Work request: Apart from the pictures, every entry must be retyped exactly.

Segment Start: Record excerpts

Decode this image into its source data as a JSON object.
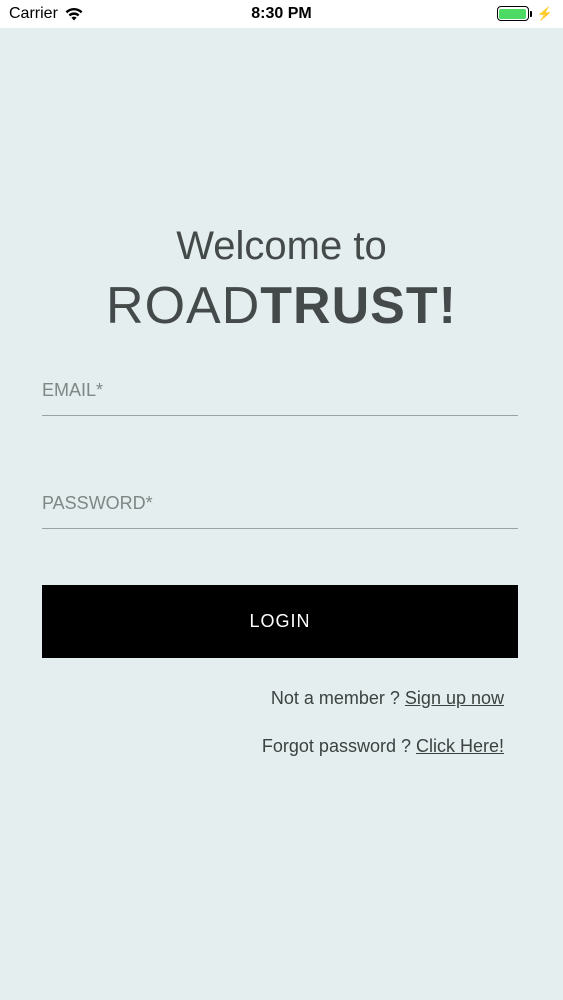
{
  "status_bar": {
    "carrier": "Carrier",
    "time": "8:30 PM",
    "battery_level": 1.0,
    "battery_color": "#4cd964"
  },
  "heading": {
    "welcome": "Welcome to",
    "brand_light": "ROAD",
    "brand_bold": "TRUST!"
  },
  "form": {
    "email_placeholder": "EMAIL*",
    "email_value": "",
    "password_placeholder": "PASSWORD*",
    "password_value": "",
    "login_label": "LOGIN"
  },
  "links": {
    "signup_prompt": "Not a member ? ",
    "signup_link": "Sign up now",
    "forgot_prompt": "Forgot password ? ",
    "forgot_link": "Click Here!"
  },
  "colors": {
    "background": "#e4eeee",
    "button": "#000000",
    "text": "#444a49"
  },
  "icons": [
    "wifi-icon",
    "battery-icon",
    "charging-bolt-icon"
  ]
}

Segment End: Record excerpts

The answer:
Decode this image into its source data as a JSON object.
{
  "status_bar": {
    "carrier": "Carrier",
    "time": "8:30 PM",
    "battery_level": 1.0,
    "battery_color": "#4cd964"
  },
  "heading": {
    "welcome": "Welcome to",
    "brand_light": "ROAD",
    "brand_bold": "TRUST!"
  },
  "form": {
    "email_placeholder": "EMAIL*",
    "email_value": "",
    "password_placeholder": "PASSWORD*",
    "password_value": "",
    "login_label": "LOGIN"
  },
  "links": {
    "signup_prompt": "Not a member ? ",
    "signup_link": "Sign up now",
    "forgot_prompt": "Forgot password ? ",
    "forgot_link": "Click Here!"
  },
  "colors": {
    "background": "#e4eeee",
    "button": "#000000",
    "text": "#444a49"
  },
  "icons": [
    "wifi-icon",
    "battery-icon",
    "charging-bolt-icon"
  ]
}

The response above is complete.